# Work task
Below are the records; copy out every line that holds the word "each".

Dataset rows for apps and sites:
_ _ _ _ _

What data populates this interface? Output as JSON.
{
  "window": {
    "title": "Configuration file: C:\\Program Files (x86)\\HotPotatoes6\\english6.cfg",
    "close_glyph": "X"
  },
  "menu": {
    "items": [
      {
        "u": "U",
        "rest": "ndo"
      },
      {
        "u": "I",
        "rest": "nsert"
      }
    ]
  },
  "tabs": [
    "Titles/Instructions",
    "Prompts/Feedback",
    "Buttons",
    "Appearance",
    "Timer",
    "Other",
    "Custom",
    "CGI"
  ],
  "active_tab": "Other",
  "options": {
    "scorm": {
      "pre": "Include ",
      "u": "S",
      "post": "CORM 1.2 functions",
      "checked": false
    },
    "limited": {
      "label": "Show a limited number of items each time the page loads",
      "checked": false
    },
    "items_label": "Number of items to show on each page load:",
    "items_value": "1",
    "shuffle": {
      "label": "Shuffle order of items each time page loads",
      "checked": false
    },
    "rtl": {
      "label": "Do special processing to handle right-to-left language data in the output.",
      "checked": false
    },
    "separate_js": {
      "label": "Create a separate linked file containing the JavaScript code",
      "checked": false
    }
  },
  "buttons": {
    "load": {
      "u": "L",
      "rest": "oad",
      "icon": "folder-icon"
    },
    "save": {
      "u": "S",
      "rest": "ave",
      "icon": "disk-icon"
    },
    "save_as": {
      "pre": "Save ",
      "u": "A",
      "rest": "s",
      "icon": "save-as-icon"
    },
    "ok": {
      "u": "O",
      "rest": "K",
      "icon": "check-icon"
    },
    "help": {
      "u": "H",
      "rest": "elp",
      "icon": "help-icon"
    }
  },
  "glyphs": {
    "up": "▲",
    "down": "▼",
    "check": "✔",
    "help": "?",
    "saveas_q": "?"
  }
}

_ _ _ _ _

# Response below
      "label": "Show a limited number of items each time the page loads",
    "items_label": "Number of items to show on each page load:",
      "label": "Shuffle order of items each time page loads",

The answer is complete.